[How to complete this task] In the entries below, find each line where the word "Página" appears and give only the total count of such lines.

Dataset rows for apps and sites
^^^^^^^^^^^^^^^^

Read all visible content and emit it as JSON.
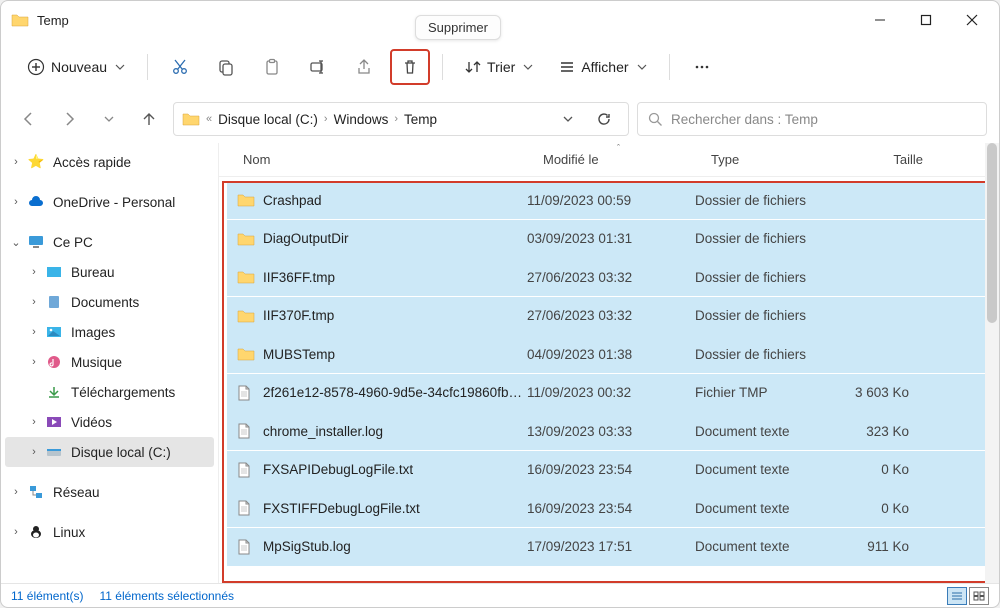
{
  "window": {
    "title": "Temp"
  },
  "tooltip": "Supprimer",
  "toolbar": {
    "new_label": "Nouveau",
    "sort_label": "Trier",
    "view_label": "Afficher"
  },
  "breadcrumb": {
    "prefix": "«",
    "seg1": "Disque local (C:)",
    "seg2": "Windows",
    "seg3": "Temp"
  },
  "search": {
    "placeholder": "Rechercher dans : Temp"
  },
  "sidebar": {
    "quick": "Accès rapide",
    "onedrive": "OneDrive - Personal",
    "thispc": "Ce PC",
    "desktop": "Bureau",
    "documents": "Documents",
    "images": "Images",
    "music": "Musique",
    "downloads": "Téléchargements",
    "videos": "Vidéos",
    "diskc": "Disque local (C:)",
    "network": "Réseau",
    "linux": "Linux"
  },
  "columns": {
    "name": "Nom",
    "modified": "Modifié le",
    "type": "Type",
    "size": "Taille"
  },
  "files": [
    {
      "name": "Crashpad",
      "modified": "11/09/2023 00:59",
      "type": "Dossier de fichiers",
      "size": "",
      "icon": "folder"
    },
    {
      "name": "DiagOutputDir",
      "modified": "03/09/2023 01:31",
      "type": "Dossier de fichiers",
      "size": "",
      "icon": "folder"
    },
    {
      "name": "IIF36FF.tmp",
      "modified": "27/06/2023 03:32",
      "type": "Dossier de fichiers",
      "size": "",
      "icon": "folder"
    },
    {
      "name": "IIF370F.tmp",
      "modified": "27/06/2023 03:32",
      "type": "Dossier de fichiers",
      "size": "",
      "icon": "folder"
    },
    {
      "name": "MUBSTemp",
      "modified": "04/09/2023 01:38",
      "type": "Dossier de fichiers",
      "size": "",
      "icon": "folder"
    },
    {
      "name": "2f261e12-8578-4960-9d5e-34cfc19860fb…",
      "modified": "11/09/2023 00:32",
      "type": "Fichier TMP",
      "size": "3 603 Ko",
      "icon": "file"
    },
    {
      "name": "chrome_installer.log",
      "modified": "13/09/2023 03:33",
      "type": "Document texte",
      "size": "323 Ko",
      "icon": "file"
    },
    {
      "name": "FXSAPIDebugLogFile.txt",
      "modified": "16/09/2023 23:54",
      "type": "Document texte",
      "size": "0 Ko",
      "icon": "file"
    },
    {
      "name": "FXSTIFFDebugLogFile.txt",
      "modified": "16/09/2023 23:54",
      "type": "Document texte",
      "size": "0 Ko",
      "icon": "file"
    },
    {
      "name": "MpSigStub.log",
      "modified": "17/09/2023 17:51",
      "type": "Document texte",
      "size": "911 Ko",
      "icon": "file"
    }
  ],
  "status": {
    "count": "11 élément(s)",
    "selected": "11 éléments sélectionnés"
  }
}
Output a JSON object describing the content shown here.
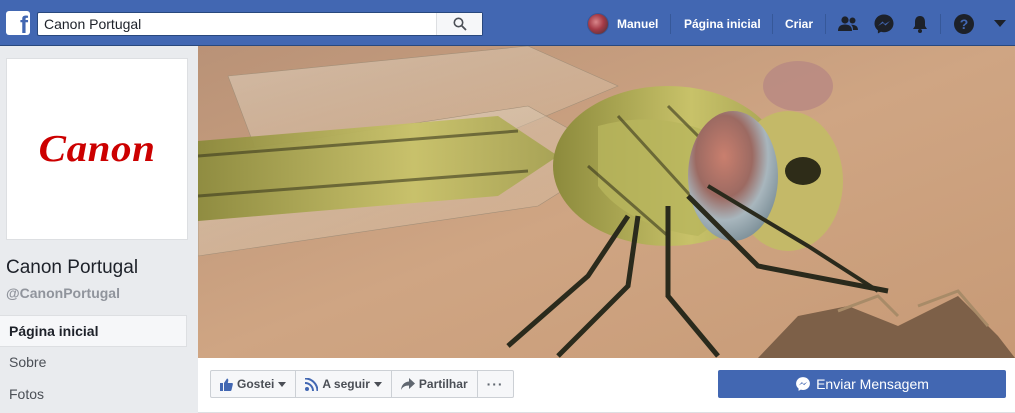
{
  "topbar": {
    "search_value": "Canon Portugal",
    "user_name": "Manuel",
    "home_label": "Página inicial",
    "create_label": "Criar",
    "bg_color": "#4267b2"
  },
  "page": {
    "logo_text": "Canon",
    "name": "Canon Portugal",
    "handle": "@CanonPortugal"
  },
  "leftnav": {
    "items": [
      {
        "label": "Página inicial",
        "active": true
      },
      {
        "label": "Sobre",
        "active": false
      },
      {
        "label": "Fotos",
        "active": false
      }
    ]
  },
  "actions": {
    "like_label": "Gostei",
    "follow_label": "A seguir",
    "share_label": "Partilhar",
    "more_label": "···",
    "message_label": "Enviar Mensagem"
  },
  "icons": [
    "facebook-icon",
    "search-icon",
    "friends-icon",
    "messenger-icon",
    "notifications-icon",
    "help-icon",
    "account-menu-icon",
    "like-icon",
    "rss-icon",
    "share-icon"
  ]
}
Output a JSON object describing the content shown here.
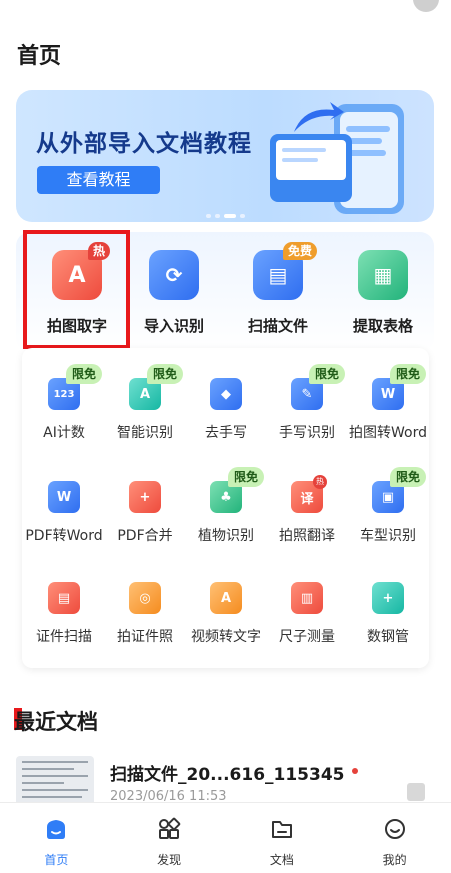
{
  "header": {
    "title": "首页"
  },
  "banner": {
    "title": "从外部导入文档教程",
    "button_label": "查看教程"
  },
  "top_tools": [
    {
      "label": "拍图取字",
      "badge": "热",
      "icon": "photo-text-icon",
      "color": "#ee4b3d"
    },
    {
      "label": "导入识别",
      "badge": "",
      "icon": "import-recognize-icon",
      "color": "#2f6ef0"
    },
    {
      "label": "扫描文件",
      "badge": "免费",
      "icon": "scan-file-icon",
      "color": "#2f6ef0"
    },
    {
      "label": "提取表格",
      "badge": "",
      "icon": "table-extract-icon",
      "color": "#22b37b"
    }
  ],
  "grid": {
    "tag_label": "限免",
    "hot_label": "热",
    "items": [
      {
        "label": "AI计数",
        "tag": true,
        "glyph": "123"
      },
      {
        "label": "智能识别",
        "tag": true,
        "glyph": "A"
      },
      {
        "label": "去手写",
        "tag": false,
        "glyph": "◆"
      },
      {
        "label": "手写识别",
        "tag": true,
        "glyph": "✎"
      },
      {
        "label": "拍图转Word",
        "tag": true,
        "glyph": "W"
      },
      {
        "label": "PDF转Word",
        "tag": false,
        "glyph": "W"
      },
      {
        "label": "PDF合并",
        "tag": false,
        "glyph": "+"
      },
      {
        "label": "植物识别",
        "tag": true,
        "glyph": "♣"
      },
      {
        "label": "拍照翻译",
        "tag": false,
        "glyph": "译"
      },
      {
        "label": "车型识别",
        "tag": true,
        "glyph": "▣"
      },
      {
        "label": "证件扫描",
        "tag": false,
        "glyph": "▤"
      },
      {
        "label": "拍证件照",
        "tag": false,
        "glyph": "◎"
      },
      {
        "label": "视频转文字",
        "tag": false,
        "glyph": "A"
      },
      {
        "label": "尺子测量",
        "tag": false,
        "glyph": "▥"
      },
      {
        "label": "数钢管",
        "tag": false,
        "glyph": "+"
      }
    ]
  },
  "recent": {
    "title": "最近文档",
    "doc_name": "扫描文件_20...616_115345",
    "doc_date": "2023/06/16 11:53"
  },
  "nav": [
    {
      "label": "首页",
      "icon": "home-icon",
      "active": true
    },
    {
      "label": "发现",
      "icon": "discover-icon",
      "active": false
    },
    {
      "label": "文档",
      "icon": "folder-icon",
      "active": false
    },
    {
      "label": "我的",
      "icon": "profile-icon",
      "active": false
    }
  ],
  "colors": {
    "accent": "#2f7df6",
    "highlight_box": "#e8191c",
    "free_tag": "#c8f1b5"
  }
}
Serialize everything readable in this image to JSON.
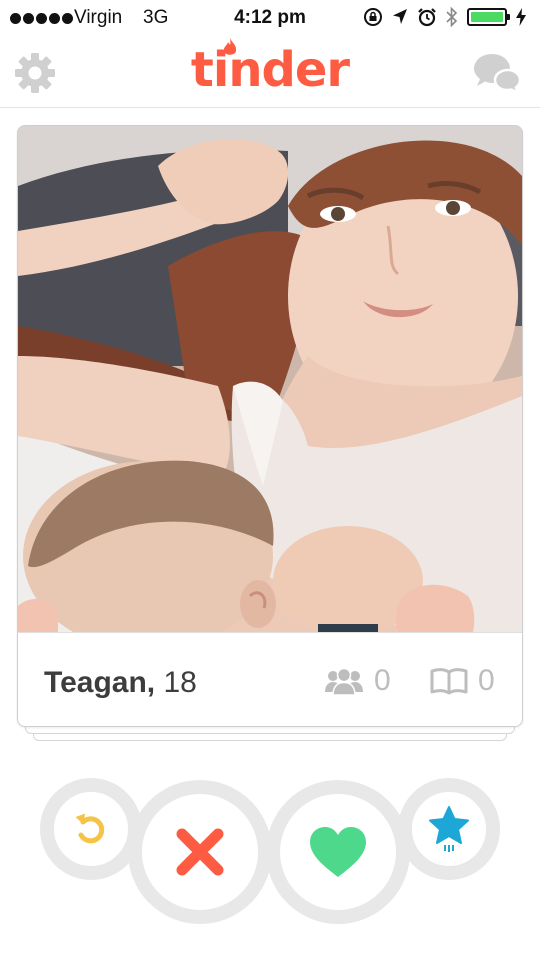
{
  "status_bar": {
    "carrier": "Virgin",
    "network": "3G",
    "time": "4:12 pm",
    "battery_level": 1.0,
    "icons": [
      "rotation-lock-icon",
      "location-arrow-icon",
      "alarm-icon",
      "bluetooth-icon",
      "battery-icon",
      "charging-bolt-icon"
    ]
  },
  "header": {
    "logo_text": "tinder",
    "left_icon": "gear-icon",
    "right_icon": "chat-bubbles-icon"
  },
  "card": {
    "photo": "profile-photo",
    "name": "Teagan,",
    "age": "18",
    "shared_friends_count": "0",
    "shared_interests_count": "0"
  },
  "actions": [
    {
      "name": "undo",
      "icon": "undo-icon",
      "color": "#f5c345"
    },
    {
      "name": "nope",
      "icon": "x-icon",
      "color": "#fd5c42"
    },
    {
      "name": "like",
      "icon": "heart-icon",
      "color": "#4ed88c"
    },
    {
      "name": "super-like",
      "icon": "star-icon",
      "color": "#1da7d6"
    }
  ],
  "colors": {
    "brand": "#fd5c42",
    "icon_gray": "#bdbdbd",
    "button_ring": "#e8e8e8"
  }
}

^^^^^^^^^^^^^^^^

[Output of the exercise] 2